SOURCE INFORMATION »

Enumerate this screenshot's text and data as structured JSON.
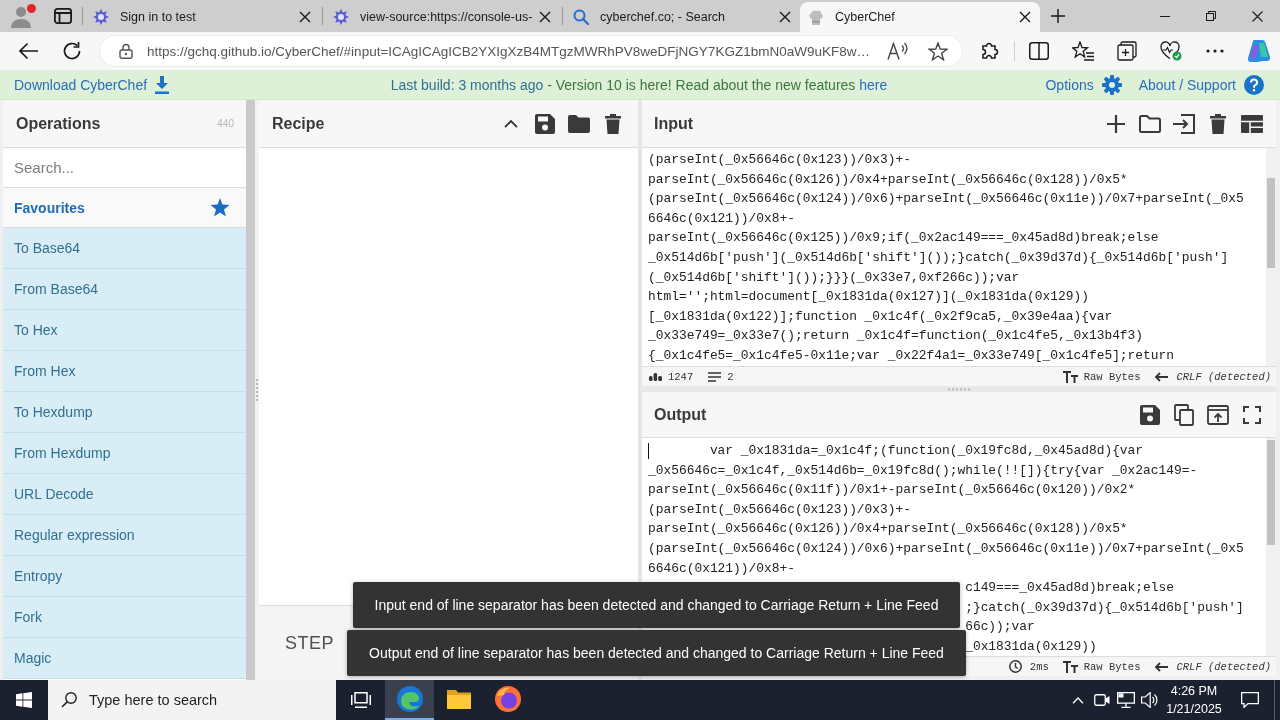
{
  "browser": {
    "tabs": [
      {
        "kind": "badge",
        "title": "Sign in to test",
        "selected": false
      },
      {
        "kind": "badge",
        "title": "view-source:https://console-us-",
        "selected": false
      },
      {
        "kind": "search",
        "title": "cyberchef.co; - Search",
        "selected": false
      },
      {
        "kind": "chef",
        "title": "CyberChef",
        "selected": true
      }
    ],
    "address": {
      "url": "https://gchq.github.io/CyberChef/#input=ICAgICAgICB2YXIgXzB4MTgzMWRhPV8weDFjNGY7KGZ1bmN0aW9uKF8w…"
    }
  },
  "banner": {
    "download": "Download CyberChef",
    "notice": {
      "build": "Last build: 3 months ago",
      "text": "- Version 10 is here! Read about the new features",
      "link": "here"
    },
    "options": "Options",
    "about": "About / Support"
  },
  "operations": {
    "title": "Operations",
    "count": "440",
    "search": {
      "placeholder": "Search..."
    },
    "favourites": "Favourites",
    "items": [
      "To Base64",
      "From Base64",
      "To Hex",
      "From Hex",
      "To Hexdump",
      "From Hexdump",
      "URL Decode",
      "Regular expression",
      "Entropy",
      "Fork",
      "Magic"
    ]
  },
  "recipe": {
    "title": "Recipe",
    "step": "STEP"
  },
  "input": {
    "title": "Input",
    "lines": [
      "(parseInt(_0x56646c(0x123))/0x3)+-",
      "parseInt(_0x56646c(0x126))/0x4+parseInt(_0x56646c(0x128))/0x5*",
      "(parseInt(_0x56646c(0x124))/0x6)+parseInt(_0x56646c(0x11e))/0x7+parseInt(_0x5",
      "6646c(0x121))/0x8+-",
      "parseInt(_0x56646c(0x125))/0x9;if(_0x2ac149===_0x45ad8d)break;else",
      "_0x514d6b['push'](_0x514d6b['shift']());}catch(_0x39d37d){_0x514d6b['push']",
      "(_0x514d6b['shift']());}}}(_0x33e7,0xf266c));var",
      "html='';html=document[_0x1831da(0x127)](_0x1831da(0x129))",
      "[_0x1831da(0x122)];function _0x1c4f(_0x2f9ca5,_0x39e4aa){var",
      "_0x33e749=_0x33e7();return _0x1c4f=function(_0x1c4fe5,_0x13b4f3)",
      "{_0x1c4fe5=_0x1c4fe5-0x11e;var _0x22f4a1=_0x33e749[_0x1c4fe5];return"
    ],
    "status": {
      "length": "1247",
      "lines": "2",
      "format": "Raw Bytes",
      "eol": "CRLF (detected)"
    }
  },
  "output": {
    "title": "Output",
    "lines": [
      {
        "kind": "indented",
        "text": "var _0x1831da=_0x1c4f;(function(_0x19fc8d,_0x45ad8d){var"
      },
      {
        "kind": "plain",
        "text": "_0x56646c=_0x1c4f,_0x514d6b=_0x19fc8d();while(!![]){try{var _0x2ac149=-"
      },
      {
        "kind": "plain",
        "text": "parseInt(_0x56646c(0x11f))/0x1+-parseInt(_0x56646c(0x120))/0x2*"
      },
      {
        "kind": "plain",
        "text": "(parseInt(_0x56646c(0x123))/0x3)+-"
      },
      {
        "kind": "plain",
        "text": "parseInt(_0x56646c(0x126))/0x4+parseInt(_0x56646c(0x128))/0x5*"
      },
      {
        "kind": "plain",
        "text": "(parseInt(_0x56646c(0x124))/0x6)+parseInt(_0x56646c(0x11e))/0x7+parseInt(_0x5"
      },
      {
        "kind": "plain",
        "text": "6646c(0x121))/0x8+-"
      },
      {
        "kind": "partial",
        "text": "c149===_0x45ad8d)break;else"
      },
      {
        "kind": "partial",
        "text": ";}catch(_0x39d37d){_0x514d6b['push']"
      },
      {
        "kind": "partial",
        "text": "66c));var"
      },
      {
        "kind": "partial",
        "text": "_0x1831da(0x129))"
      }
    ],
    "status": {
      "time": "2ms",
      "format": "Raw Bytes",
      "eol": "CRLF (detected)"
    }
  },
  "toasts": [
    "Input end of line separator has been detected and changed to Carriage Return + Line Feed",
    "Output end of line separator has been detected and changed to Carriage Return + Line Feed"
  ],
  "taskbar": {
    "search": {
      "placeholder": "Type here to search"
    },
    "apps": [
      {
        "kind": "browser",
        "selected": true
      },
      {
        "kind": "files",
        "selected": false
      },
      {
        "kind": "fox",
        "selected": false
      }
    ],
    "time": "4:26 PM",
    "date": "1/21/2025"
  }
}
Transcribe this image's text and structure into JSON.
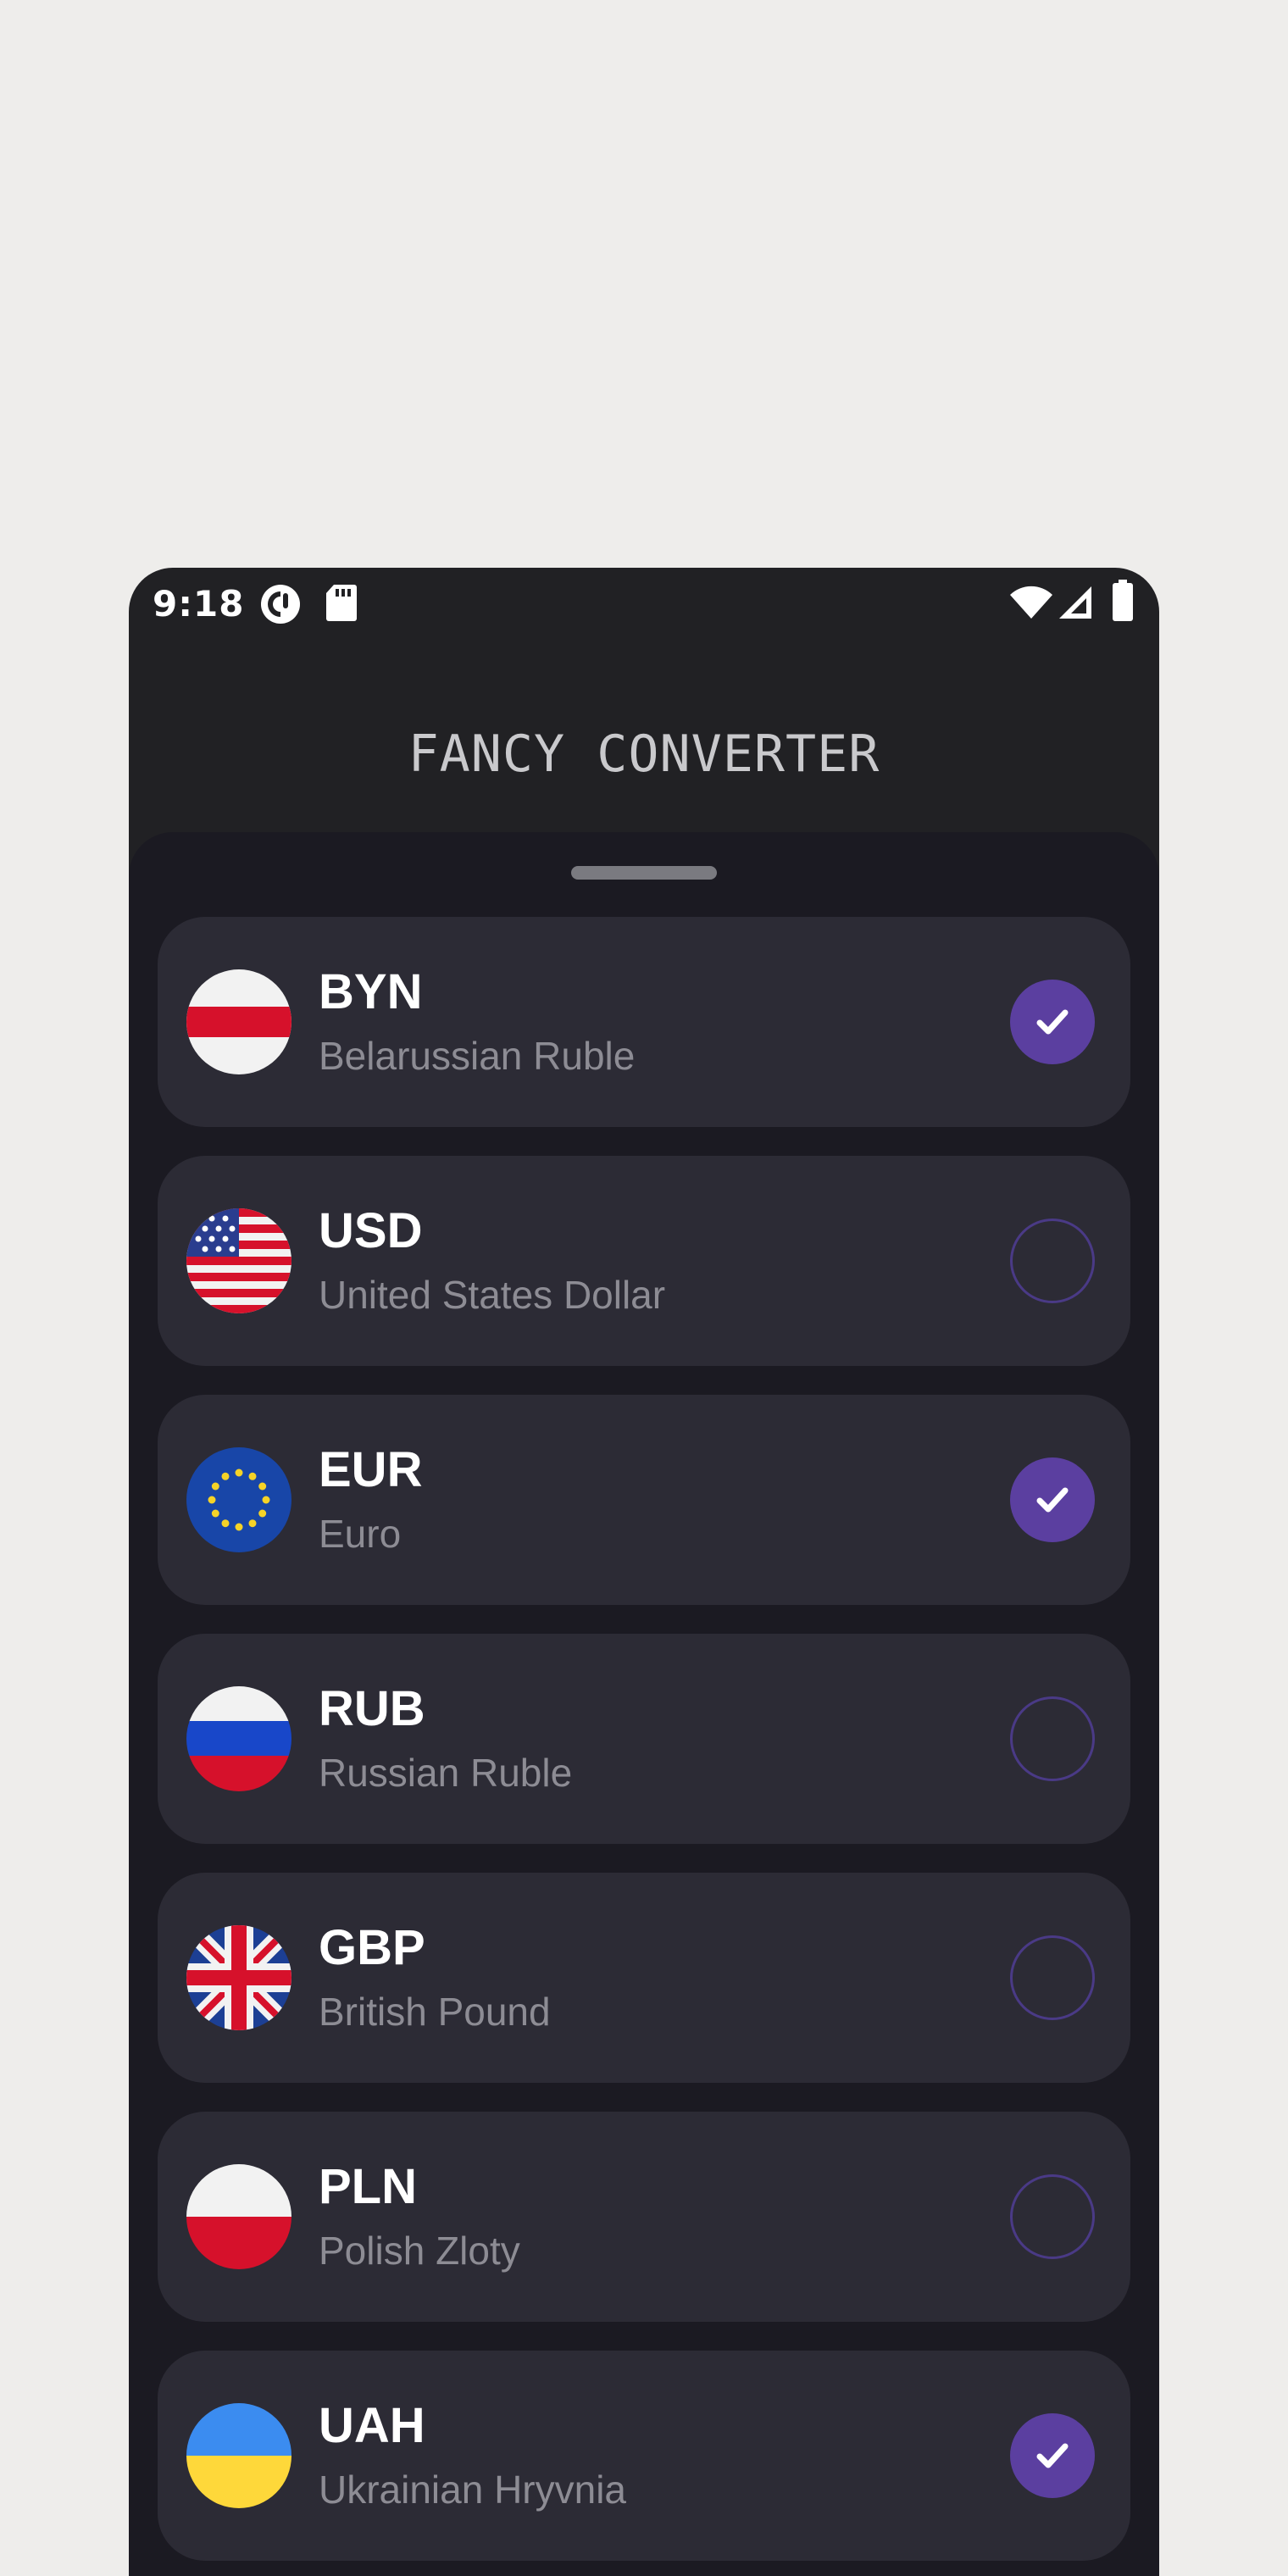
{
  "status_bar": {
    "time": "9:18",
    "icons": [
      "pocket-casts-icon",
      "sd-card-icon",
      "wifi-icon",
      "signal-icon",
      "battery-icon"
    ]
  },
  "app": {
    "title": "FANCY CONVERTER"
  },
  "currencies": [
    {
      "code": "BYN",
      "name": "Belarussian Ruble",
      "flag": "belarus-flag-icon",
      "selected": true
    },
    {
      "code": "USD",
      "name": "United States Dollar",
      "flag": "usa-flag-icon",
      "selected": false
    },
    {
      "code": "EUR",
      "name": "Euro",
      "flag": "eu-flag-icon",
      "selected": true
    },
    {
      "code": "RUB",
      "name": "Russian Ruble",
      "flag": "russia-flag-icon",
      "selected": false
    },
    {
      "code": "GBP",
      "name": "British Pound",
      "flag": "uk-flag-icon",
      "selected": false
    },
    {
      "code": "PLN",
      "name": "Polish Zloty",
      "flag": "poland-flag-icon",
      "selected": false
    },
    {
      "code": "UAH",
      "name": "Ukrainian Hryvnia",
      "flag": "ukraine-flag-icon",
      "selected": true
    }
  ],
  "colors": {
    "background": "#eeedeb",
    "toolbar": "#212124",
    "sheet": "#1b1a22",
    "card": "#2c2b35",
    "accent": "#5b3fa0"
  }
}
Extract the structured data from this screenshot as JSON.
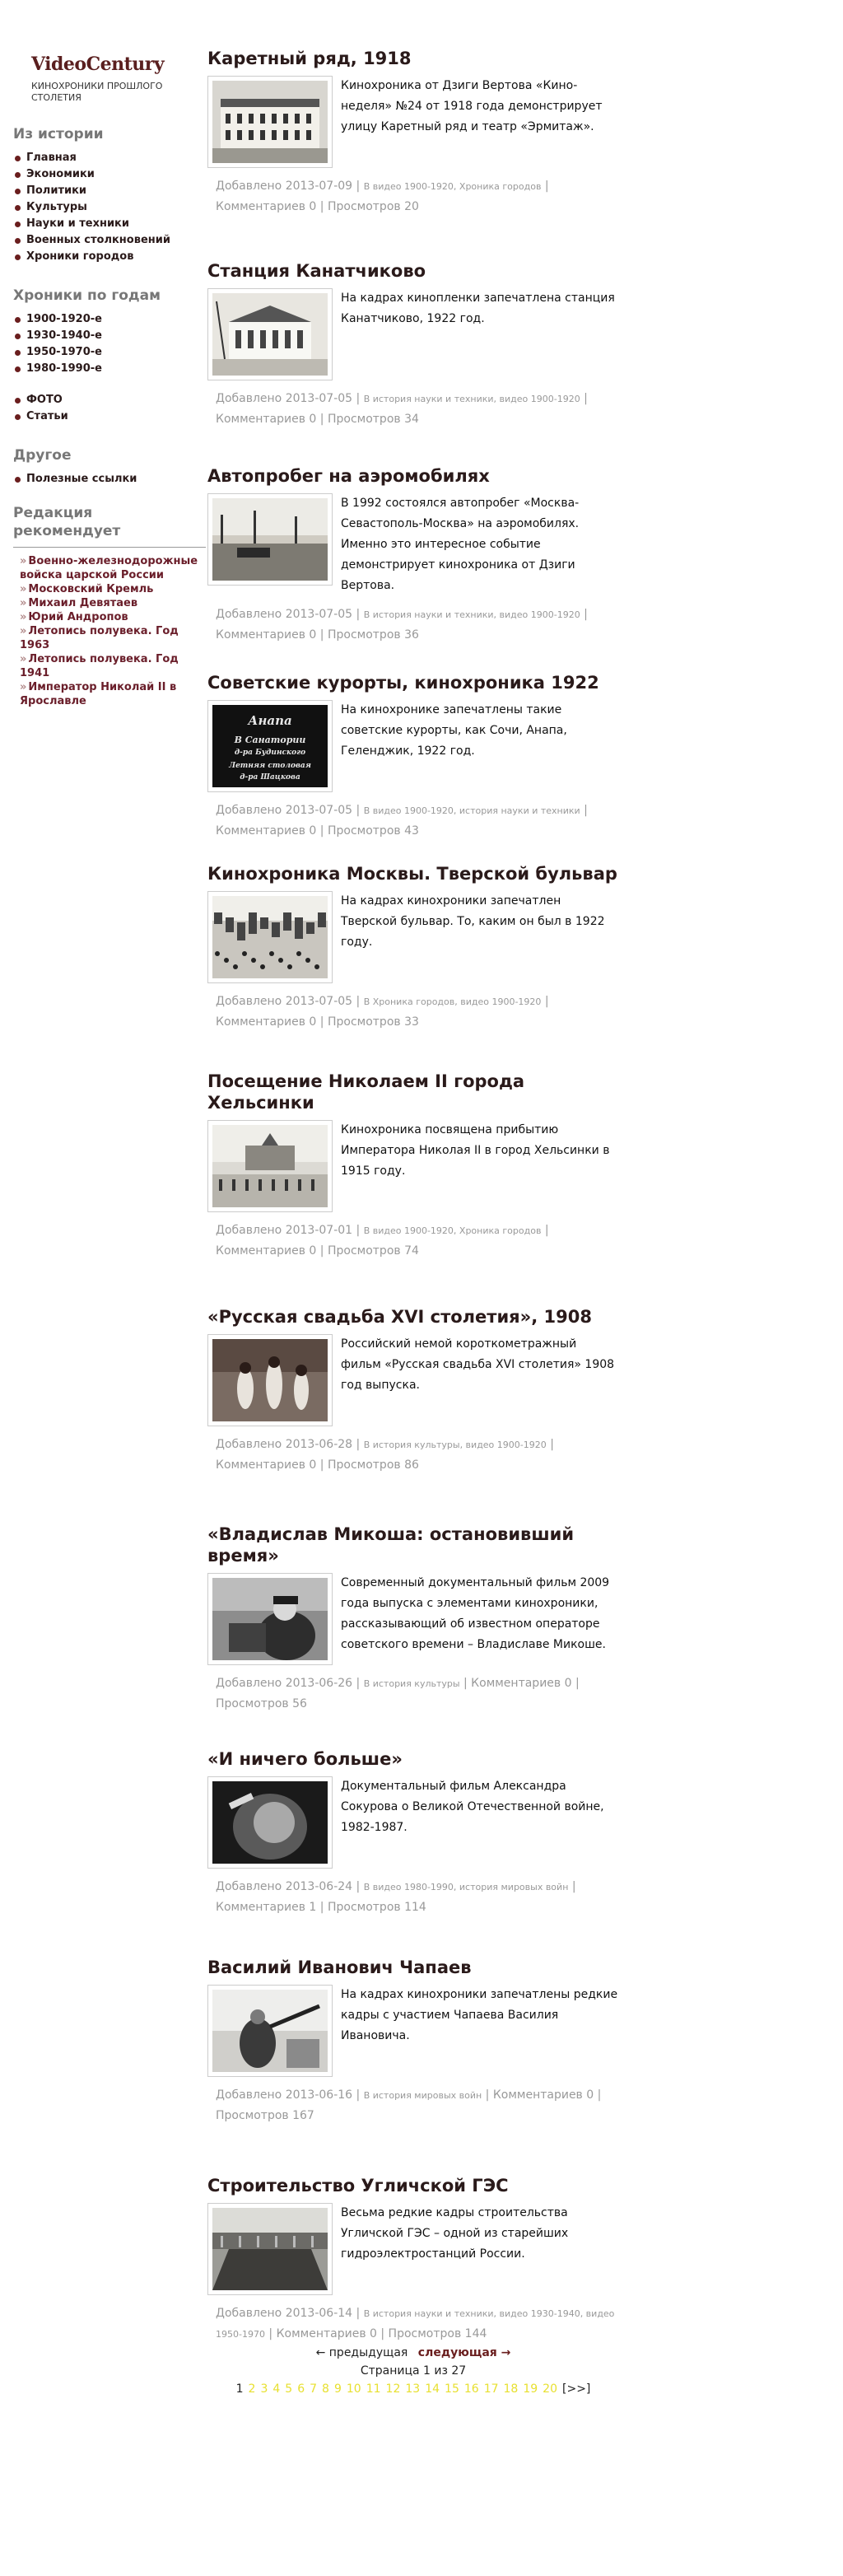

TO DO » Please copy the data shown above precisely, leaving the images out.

FINISHED TASK »
Enumerate this screenshot's text and data as structured JSON.
{
  "browser": {
    "tabs": [
      {
        "kind": "badge",
        "title": "Sign in to test",
        "selected": false
      },
      {
        "kind": "badge",
        "title": "view-source:https://console-us-",
        "selected": false
      },
      {
        "kind": "search",
        "title": "cyberchef.co; - Search",
        "selected": false
      },
      {
        "kind": "chef",
        "title": "CyberChef",
        "selected": true
      }
    ],
    "address": {
      "url": "https://gchq.github.io/CyberChef/#input=ICAgICAgICB2YXIgXzB4MTgzMWRhPV8weDFjNGY7KGZ1bmN0aW9uKF8w…"
    }
  },
  "banner": {
    "download": "Download CyberChef",
    "notice": {
      "build": "Last build: 3 months ago",
      "text": "- Version 10 is here! Read about the new features",
      "link": "here"
    },
    "options": "Options",
    "about": "About / Support"
  },
  "operations": {
    "title": "Operations",
    "count": "440",
    "search": {
      "placeholder": "Search..."
    },
    "favourites": "Favourites",
    "items": [
      "To Base64",
      "From Base64",
      "To Hex",
      "From Hex",
      "To Hexdump",
      "From Hexdump",
      "URL Decode",
      "Regular expression",
      "Entropy",
      "Fork",
      "Magic"
    ]
  },
  "recipe": {
    "title": "Recipe",
    "step": "STEP"
  },
  "input": {
    "title": "Input",
    "lines": [
      "(parseInt(_0x56646c(0x123))/0x3)+-",
      "parseInt(_0x56646c(0x126))/0x4+parseInt(_0x56646c(0x128))/0x5*",
      "(parseInt(_0x56646c(0x124))/0x6)+parseInt(_0x56646c(0x11e))/0x7+parseInt(_0x5",
      "6646c(0x121))/0x8+-",
      "parseInt(_0x56646c(0x125))/0x9;if(_0x2ac149===_0x45ad8d)break;else",
      "_0x514d6b['push'](_0x514d6b['shift']());}catch(_0x39d37d){_0x514d6b['push']",
      "(_0x514d6b['shift']());}}}(_0x33e7,0xf266c));var",
      "html='';html=document[_0x1831da(0x127)](_0x1831da(0x129))",
      "[_0x1831da(0x122)];function _0x1c4f(_0x2f9ca5,_0x39e4aa){var",
      "_0x33e749=_0x33e7();return _0x1c4f=function(_0x1c4fe5,_0x13b4f3)",
      "{_0x1c4fe5=_0x1c4fe5-0x11e;var _0x22f4a1=_0x33e749[_0x1c4fe5];return"
    ],
    "status": {
      "length": "1247",
      "lines": "2",
      "format": "Raw Bytes",
      "eol": "CRLF (detected)"
    }
  },
  "output": {
    "title": "Output",
    "lines": [
      {
        "kind": "indented",
        "text": "var _0x1831da=_0x1c4f;(function(_0x19fc8d,_0x45ad8d){var"
      },
      {
        "kind": "plain",
        "text": "_0x56646c=_0x1c4f,_0x514d6b=_0x19fc8d();while(!![]){try{var _0x2ac149=-"
      },
      {
        "kind": "plain",
        "text": "parseInt(_0x56646c(0x11f))/0x1+-parseInt(_0x56646c(0x120))/0x2*"
      },
      {
        "kind": "plain",
        "text": "(parseInt(_0x56646c(0x123))/0x3)+-"
      },
      {
        "kind": "plain",
        "text": "parseInt(_0x56646c(0x126))/0x4+parseInt(_0x56646c(0x128))/0x5*"
      },
      {
        "kind": "plain",
        "text": "(parseInt(_0x56646c(0x124))/0x6)+parseInt(_0x56646c(0x11e))/0x7+parseInt(_0x5"
      },
      {
        "kind": "plain",
        "text": "6646c(0x121))/0x8+-"
      },
      {
        "kind": "partial",
        "text": "c149===_0x45ad8d)break;else"
      },
      {
        "kind": "partial",
        "text": ";}catch(_0x39d37d){_0x514d6b['push']"
      },
      {
        "kind": "partial",
        "text": "66c));var"
      },
      {
        "kind": "partial",
        "text": "_0x1831da(0x129))"
      }
    ],
    "status": {
      "time": "2ms",
      "format": "Raw Bytes",
      "eol": "CRLF (detected)"
    }
  },
  "toasts": [
    "Input end of line separator has been detected and changed to Carriage Return + Line Feed",
    "Output end of line separator has been detected and changed to Carriage Return + Line Feed"
  ],
  "taskbar": {
    "search": {
      "placeholder": "Type here to search"
    },
    "apps": [
      {
        "kind": "browser",
        "selected": true
      },
      {
        "kind": "files",
        "selected": false
      },
      {
        "kind": "fox",
        "selected": false
      }
    ],
    "time": "4:26 PM",
    "date": "1/21/2025"
  }
}
Transcribe this image's text and structure into JSON.
{
  "status_bar": {
    "time": "9:18",
    "icons": [
      "pocket-casts-icon",
      "sd-card-icon",
      "wifi-icon",
      "signal-icon",
      "battery-icon"
    ]
  },
  "app": {
    "title": "FANCY CONVERTER"
  },
  "currencies": [
    {
      "code": "BYN",
      "name": "Belarussian Ruble",
      "flag": "belarus-flag-icon",
      "selected": true
    },
    {
      "code": "USD",
      "name": "United States Dollar",
      "flag": "usa-flag-icon",
      "selected": false
    },
    {
      "code": "EUR",
      "name": "Euro",
      "flag": "eu-flag-icon",
      "selected": true
    },
    {
      "code": "RUB",
      "name": "Russian Ruble",
      "flag": "russia-flag-icon",
      "selected": false
    },
    {
      "code": "GBP",
      "name": "British Pound",
      "flag": "uk-flag-icon",
      "selected": false
    },
    {
      "code": "PLN",
      "name": "Polish Zloty",
      "flag": "poland-flag-icon",
      "selected": false
    },
    {
      "code": "UAH",
      "name": "Ukrainian Hryvnia",
      "flag": "ukraine-flag-icon",
      "selected": true
    }
  ],
  "colors": {
    "background": "#eeedeb",
    "toolbar": "#212124",
    "sheet": "#1b1a22",
    "card": "#2c2b35",
    "accent": "#5b3fa0"
  }
}
Extract the structured data from this screenshot as JSON.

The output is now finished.